The dramatic events in Salisbury (and possibly New Malden) really show the danger to the world of populist nationalism. If you believe that your nation state has absolute claims over your life, then the State can’t really do any wrong. Truth, justice, fairness, accountability – these things don’t really matter in comparison to the security of the State. One reason why the Catholic Church has real problems about exaggerated claims about ‘national sovereignty’ and expects countries to work together and pool their sovereignty is because we can see what damage all this can do. It did enormous damage a hundred years ago: what drove the European nations into the carnage of the Great War was national self-interest and blown-up patriotism. There was no sense of the ‘common good’ of the whole of Europe: all that mattered was the law of the jungle.
If we look at examples of popular nationalism in the world – Russia, the United States, North Korea, Turkey, China – they are always centred on the cult of the leader. Not for the most part people whom we would consider to be monarchs, but people who are raised to monarchical power; the leader’s lust to dominate is transferred to a similar lust on the part of the country he runs. So often people really do get taken in by the emptiness of such cults of the leader. We often want to believe in a powerful leader; having such a leader to look up to defines us and we take it all seriously. The leader’s power is defined by violence or the threat of violence, so the leadership cult and popular nationalism are characterised by militarism and the glorification of war; again, so often we love it all.

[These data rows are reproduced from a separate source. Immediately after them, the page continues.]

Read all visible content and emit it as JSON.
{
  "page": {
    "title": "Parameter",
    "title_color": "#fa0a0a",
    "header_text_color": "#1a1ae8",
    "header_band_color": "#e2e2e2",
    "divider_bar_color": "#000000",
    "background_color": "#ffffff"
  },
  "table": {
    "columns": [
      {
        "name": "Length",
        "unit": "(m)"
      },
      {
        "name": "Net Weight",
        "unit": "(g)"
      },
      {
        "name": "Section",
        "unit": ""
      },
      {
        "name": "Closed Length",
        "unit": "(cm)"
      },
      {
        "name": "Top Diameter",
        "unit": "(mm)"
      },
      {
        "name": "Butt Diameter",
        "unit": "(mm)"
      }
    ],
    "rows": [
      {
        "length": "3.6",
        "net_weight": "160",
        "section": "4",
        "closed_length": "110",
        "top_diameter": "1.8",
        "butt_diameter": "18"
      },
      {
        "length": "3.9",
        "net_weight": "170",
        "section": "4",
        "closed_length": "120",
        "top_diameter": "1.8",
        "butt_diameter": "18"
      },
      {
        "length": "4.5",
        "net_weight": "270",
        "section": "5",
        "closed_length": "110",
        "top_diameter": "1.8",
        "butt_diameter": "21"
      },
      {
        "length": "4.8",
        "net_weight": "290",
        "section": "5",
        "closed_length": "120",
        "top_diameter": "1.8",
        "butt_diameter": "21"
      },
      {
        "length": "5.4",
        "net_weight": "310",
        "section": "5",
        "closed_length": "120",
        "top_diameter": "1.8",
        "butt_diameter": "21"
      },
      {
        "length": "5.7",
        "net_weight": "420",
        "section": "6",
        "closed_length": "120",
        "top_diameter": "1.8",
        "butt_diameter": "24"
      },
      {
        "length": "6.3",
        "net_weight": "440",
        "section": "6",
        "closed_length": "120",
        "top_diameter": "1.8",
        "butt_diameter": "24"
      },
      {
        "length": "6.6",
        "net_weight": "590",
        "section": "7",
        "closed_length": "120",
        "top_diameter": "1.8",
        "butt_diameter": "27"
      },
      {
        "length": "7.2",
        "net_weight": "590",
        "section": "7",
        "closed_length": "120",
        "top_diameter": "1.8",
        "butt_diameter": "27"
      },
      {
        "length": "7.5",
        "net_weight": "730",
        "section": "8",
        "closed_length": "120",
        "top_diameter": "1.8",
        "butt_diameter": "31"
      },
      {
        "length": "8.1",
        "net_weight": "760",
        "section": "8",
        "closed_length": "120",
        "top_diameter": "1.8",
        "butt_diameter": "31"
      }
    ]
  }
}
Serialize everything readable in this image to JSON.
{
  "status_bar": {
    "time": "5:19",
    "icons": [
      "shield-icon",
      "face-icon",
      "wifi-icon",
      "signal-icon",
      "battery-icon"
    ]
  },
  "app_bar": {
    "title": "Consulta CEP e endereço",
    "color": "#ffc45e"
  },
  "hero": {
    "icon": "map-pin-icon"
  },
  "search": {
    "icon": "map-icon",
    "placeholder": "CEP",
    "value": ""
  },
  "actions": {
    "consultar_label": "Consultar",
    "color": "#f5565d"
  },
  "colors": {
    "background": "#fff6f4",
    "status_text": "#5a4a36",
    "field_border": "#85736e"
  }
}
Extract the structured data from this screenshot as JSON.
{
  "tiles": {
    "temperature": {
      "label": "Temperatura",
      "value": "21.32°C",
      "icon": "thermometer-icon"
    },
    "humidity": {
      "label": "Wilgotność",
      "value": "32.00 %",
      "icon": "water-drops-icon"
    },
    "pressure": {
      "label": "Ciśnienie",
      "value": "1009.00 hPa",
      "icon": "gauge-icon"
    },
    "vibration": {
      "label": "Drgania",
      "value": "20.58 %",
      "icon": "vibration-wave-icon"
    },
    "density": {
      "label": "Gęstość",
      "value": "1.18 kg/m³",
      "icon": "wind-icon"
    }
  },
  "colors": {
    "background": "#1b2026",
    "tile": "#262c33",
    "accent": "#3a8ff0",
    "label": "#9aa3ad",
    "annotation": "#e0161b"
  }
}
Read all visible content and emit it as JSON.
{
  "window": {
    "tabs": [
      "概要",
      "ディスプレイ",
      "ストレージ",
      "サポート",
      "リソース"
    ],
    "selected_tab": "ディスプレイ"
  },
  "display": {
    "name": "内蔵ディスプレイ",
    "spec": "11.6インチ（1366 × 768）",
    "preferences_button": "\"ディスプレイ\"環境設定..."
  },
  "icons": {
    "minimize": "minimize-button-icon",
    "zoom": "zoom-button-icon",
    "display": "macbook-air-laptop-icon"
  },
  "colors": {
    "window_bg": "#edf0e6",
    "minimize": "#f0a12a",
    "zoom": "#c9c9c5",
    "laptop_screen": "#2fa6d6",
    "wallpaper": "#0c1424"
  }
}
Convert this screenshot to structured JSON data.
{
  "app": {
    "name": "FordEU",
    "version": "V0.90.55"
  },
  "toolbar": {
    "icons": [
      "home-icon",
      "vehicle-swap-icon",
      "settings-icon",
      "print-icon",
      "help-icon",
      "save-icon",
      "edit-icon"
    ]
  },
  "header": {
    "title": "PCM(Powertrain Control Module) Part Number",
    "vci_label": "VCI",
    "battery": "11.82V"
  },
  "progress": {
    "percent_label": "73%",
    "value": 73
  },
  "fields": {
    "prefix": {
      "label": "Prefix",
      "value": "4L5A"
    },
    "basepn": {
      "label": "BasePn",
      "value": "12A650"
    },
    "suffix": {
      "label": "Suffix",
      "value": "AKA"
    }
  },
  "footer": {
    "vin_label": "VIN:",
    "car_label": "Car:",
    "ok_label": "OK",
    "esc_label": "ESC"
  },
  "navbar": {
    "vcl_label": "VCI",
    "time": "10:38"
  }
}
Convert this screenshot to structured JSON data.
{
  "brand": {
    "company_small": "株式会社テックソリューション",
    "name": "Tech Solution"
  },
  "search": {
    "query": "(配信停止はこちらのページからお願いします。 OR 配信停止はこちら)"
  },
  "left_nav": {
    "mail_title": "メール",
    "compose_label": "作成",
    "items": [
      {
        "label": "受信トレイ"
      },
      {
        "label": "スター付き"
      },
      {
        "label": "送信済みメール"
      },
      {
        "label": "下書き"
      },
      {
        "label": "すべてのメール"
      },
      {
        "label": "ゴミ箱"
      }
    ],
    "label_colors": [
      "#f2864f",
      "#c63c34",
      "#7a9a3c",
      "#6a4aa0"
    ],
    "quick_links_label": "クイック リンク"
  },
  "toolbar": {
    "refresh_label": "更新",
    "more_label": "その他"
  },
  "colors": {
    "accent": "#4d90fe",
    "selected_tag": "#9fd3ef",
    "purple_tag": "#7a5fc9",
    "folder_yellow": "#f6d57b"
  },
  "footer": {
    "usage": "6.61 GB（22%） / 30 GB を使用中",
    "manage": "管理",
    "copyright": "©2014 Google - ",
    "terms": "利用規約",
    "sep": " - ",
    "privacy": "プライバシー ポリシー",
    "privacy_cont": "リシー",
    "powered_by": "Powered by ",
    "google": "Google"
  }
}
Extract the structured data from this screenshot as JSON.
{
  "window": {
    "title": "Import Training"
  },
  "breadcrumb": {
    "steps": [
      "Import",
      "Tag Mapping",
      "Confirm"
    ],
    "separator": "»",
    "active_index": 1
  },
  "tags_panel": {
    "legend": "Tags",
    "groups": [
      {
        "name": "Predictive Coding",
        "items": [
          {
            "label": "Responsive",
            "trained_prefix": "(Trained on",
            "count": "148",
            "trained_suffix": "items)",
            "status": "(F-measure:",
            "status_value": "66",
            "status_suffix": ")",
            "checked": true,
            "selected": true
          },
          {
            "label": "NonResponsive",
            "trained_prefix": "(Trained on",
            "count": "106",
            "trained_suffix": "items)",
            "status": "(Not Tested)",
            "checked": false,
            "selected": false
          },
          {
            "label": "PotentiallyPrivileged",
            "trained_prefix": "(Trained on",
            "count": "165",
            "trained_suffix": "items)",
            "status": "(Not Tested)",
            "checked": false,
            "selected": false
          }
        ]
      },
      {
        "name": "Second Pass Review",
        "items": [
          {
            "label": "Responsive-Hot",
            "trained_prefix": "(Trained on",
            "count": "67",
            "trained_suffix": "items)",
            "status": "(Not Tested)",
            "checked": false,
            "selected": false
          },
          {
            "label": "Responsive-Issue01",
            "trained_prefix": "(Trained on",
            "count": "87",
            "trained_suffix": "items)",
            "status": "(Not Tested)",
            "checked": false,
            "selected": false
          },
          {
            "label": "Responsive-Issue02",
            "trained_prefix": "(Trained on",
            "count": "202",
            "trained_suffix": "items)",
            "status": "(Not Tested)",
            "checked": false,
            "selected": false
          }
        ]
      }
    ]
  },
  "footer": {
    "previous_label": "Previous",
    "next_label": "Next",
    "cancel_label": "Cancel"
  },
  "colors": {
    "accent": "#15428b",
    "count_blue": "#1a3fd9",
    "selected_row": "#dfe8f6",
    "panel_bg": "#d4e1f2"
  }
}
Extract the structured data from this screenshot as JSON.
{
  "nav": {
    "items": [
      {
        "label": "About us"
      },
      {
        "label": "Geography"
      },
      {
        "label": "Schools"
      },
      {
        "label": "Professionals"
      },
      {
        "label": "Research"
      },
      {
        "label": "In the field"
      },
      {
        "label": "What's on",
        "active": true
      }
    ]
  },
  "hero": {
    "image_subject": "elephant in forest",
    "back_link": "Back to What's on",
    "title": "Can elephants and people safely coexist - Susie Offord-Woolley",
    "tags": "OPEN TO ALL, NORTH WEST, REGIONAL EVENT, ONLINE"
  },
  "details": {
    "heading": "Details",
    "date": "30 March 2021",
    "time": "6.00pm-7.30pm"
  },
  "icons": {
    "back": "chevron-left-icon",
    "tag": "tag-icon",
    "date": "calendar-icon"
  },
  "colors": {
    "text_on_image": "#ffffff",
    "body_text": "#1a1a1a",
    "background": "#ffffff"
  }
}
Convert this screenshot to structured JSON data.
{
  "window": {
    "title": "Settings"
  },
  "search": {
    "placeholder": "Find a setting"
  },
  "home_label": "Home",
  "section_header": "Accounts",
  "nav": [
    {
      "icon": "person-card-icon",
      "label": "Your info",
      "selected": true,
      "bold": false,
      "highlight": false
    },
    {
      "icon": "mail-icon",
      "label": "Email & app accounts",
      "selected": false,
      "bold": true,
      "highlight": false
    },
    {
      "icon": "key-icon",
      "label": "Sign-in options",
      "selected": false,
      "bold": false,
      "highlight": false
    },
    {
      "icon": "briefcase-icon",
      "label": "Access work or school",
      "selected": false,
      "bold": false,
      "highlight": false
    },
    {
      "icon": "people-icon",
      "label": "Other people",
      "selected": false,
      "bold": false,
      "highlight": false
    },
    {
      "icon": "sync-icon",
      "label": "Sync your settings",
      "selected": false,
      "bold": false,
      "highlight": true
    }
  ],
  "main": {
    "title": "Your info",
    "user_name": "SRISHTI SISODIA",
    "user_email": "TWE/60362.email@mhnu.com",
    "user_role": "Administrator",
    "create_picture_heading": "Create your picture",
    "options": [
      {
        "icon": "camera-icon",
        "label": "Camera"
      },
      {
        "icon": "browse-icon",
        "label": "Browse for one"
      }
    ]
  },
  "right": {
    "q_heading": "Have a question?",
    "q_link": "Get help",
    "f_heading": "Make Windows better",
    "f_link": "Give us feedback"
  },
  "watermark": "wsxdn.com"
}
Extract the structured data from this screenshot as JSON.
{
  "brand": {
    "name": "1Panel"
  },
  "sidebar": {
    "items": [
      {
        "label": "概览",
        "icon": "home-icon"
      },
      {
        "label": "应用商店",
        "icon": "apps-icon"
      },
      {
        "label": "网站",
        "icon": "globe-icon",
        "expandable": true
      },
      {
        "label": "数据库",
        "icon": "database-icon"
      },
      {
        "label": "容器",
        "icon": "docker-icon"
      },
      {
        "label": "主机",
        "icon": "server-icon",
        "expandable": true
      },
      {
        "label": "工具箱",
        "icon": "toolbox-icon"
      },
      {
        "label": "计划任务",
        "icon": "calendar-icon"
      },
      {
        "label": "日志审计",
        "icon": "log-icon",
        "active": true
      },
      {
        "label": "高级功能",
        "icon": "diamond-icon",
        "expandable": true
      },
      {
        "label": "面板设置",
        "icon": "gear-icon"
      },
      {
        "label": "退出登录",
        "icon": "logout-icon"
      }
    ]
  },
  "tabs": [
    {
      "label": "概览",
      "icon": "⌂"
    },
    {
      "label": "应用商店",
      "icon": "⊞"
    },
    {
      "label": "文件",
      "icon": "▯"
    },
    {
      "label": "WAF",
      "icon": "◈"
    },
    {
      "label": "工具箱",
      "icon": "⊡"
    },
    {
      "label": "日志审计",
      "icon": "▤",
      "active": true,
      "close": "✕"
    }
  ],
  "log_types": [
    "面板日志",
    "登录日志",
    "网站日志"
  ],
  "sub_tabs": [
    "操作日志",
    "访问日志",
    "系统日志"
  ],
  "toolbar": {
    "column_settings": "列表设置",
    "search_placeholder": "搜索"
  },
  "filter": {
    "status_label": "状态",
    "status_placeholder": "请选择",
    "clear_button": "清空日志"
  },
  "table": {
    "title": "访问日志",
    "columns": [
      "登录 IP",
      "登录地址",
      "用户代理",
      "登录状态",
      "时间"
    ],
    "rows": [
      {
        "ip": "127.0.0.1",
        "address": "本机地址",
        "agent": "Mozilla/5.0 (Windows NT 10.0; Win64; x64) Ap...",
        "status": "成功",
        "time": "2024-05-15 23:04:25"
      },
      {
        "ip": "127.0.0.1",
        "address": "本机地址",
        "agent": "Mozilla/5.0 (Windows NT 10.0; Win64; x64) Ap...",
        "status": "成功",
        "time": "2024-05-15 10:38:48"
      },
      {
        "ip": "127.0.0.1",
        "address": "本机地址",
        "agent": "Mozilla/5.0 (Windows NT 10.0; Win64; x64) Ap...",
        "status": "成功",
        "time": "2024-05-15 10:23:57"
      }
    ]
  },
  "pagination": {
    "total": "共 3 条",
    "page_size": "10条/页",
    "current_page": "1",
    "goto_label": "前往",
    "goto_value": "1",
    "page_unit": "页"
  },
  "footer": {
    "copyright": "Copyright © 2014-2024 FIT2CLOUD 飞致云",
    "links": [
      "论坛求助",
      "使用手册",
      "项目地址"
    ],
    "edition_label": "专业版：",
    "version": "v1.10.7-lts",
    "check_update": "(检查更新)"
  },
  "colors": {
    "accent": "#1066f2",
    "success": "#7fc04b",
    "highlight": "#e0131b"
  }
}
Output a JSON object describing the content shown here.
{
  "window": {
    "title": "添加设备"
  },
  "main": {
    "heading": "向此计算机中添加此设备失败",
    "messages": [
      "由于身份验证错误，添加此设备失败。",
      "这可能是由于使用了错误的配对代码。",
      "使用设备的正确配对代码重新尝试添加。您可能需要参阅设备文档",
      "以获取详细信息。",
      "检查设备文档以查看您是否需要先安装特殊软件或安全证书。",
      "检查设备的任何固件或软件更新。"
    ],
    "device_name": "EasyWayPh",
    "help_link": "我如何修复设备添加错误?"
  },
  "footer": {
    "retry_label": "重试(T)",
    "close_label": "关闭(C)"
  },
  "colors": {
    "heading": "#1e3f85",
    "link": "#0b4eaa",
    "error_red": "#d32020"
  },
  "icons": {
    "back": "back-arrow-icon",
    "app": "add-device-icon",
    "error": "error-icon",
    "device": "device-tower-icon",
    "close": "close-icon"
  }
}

What we celebrate today, Palm Sunday, overturns and challenges this world-view. Jesus enters Jerusalem honoured as a king – but riding on a donkey. This is predicted in the Old Testament, but it tells us that God’s kingdom and rule are of a different order. The waving of palms is not the waving of flags: something dif-ferent is happening. When we think of Jesus as a king, we are honouring him in relationship to qualities which are at odds with what kingship means in history and culture: what Jesus does is marked by self-sacrifice, peace, humility, a determination not to put oneself first; Jesus is not a king who exercises power, who is proud, who lords it over others, who uses violence.
The kingship of Jesus which we celebrate today also points to the future. Those who shout ‘Hosanna’ will soon be shouting ‘crucify him!’ By the false standards of the ‘Prince of this world’ the crucifixion represents absolute failure and defeat: a man executed as a common criminal on trumped-up charges, made to carry his cross through the streets before he is nailed to it, to die a slow and agonising death. Everything about today and next Friday subverts conventional ideas of leadership and domination: the realm of God is about non-violence and self-sacrifice; what we see in the crucifixion of Jesus should be characterised by these qualities in our own lives, and in the ways in which we proclaim a moral vision. Following Jesus will therefore have a ‘price tag’: faithful Christians are, like Jesus, victims of the violence of others, called to suffer violence exercised by others because they are Christians; so martyrdom is important and to be expected.
Often in history the Church has betrayed this vision. So often we have supported the powerful, we have blessed and endorsed what the rich and powerful do, giving rulers divine honours as if the ruler stands in for God. Even now we are taken in by the lies like everyone else. But Christian moral teaching is more authentically proclaimed, in many ways, is more effectively proclaimed than in the past: there is greater awareness now than there was in the past (unless you go back to the early Church) that the God we worship is the God of the poor, that God’s way is marked by reconciliation and peace-making, not the waging of war; and yet we have often betrayed this vision.
Christian moral teaching is rooted in other things we believe about God: so when we mark in this Holy Week the crucifixion we are making a moral statement. The Church’s resistance now to popular nationalism, our endorsement of real co-operation rather than competition among nations, our condemnation of war and all that glorifies war – all these things stem from this week, from the cross. They draw strength too from the triumph we celebrate this week on the Cross of Jesus over sin and death.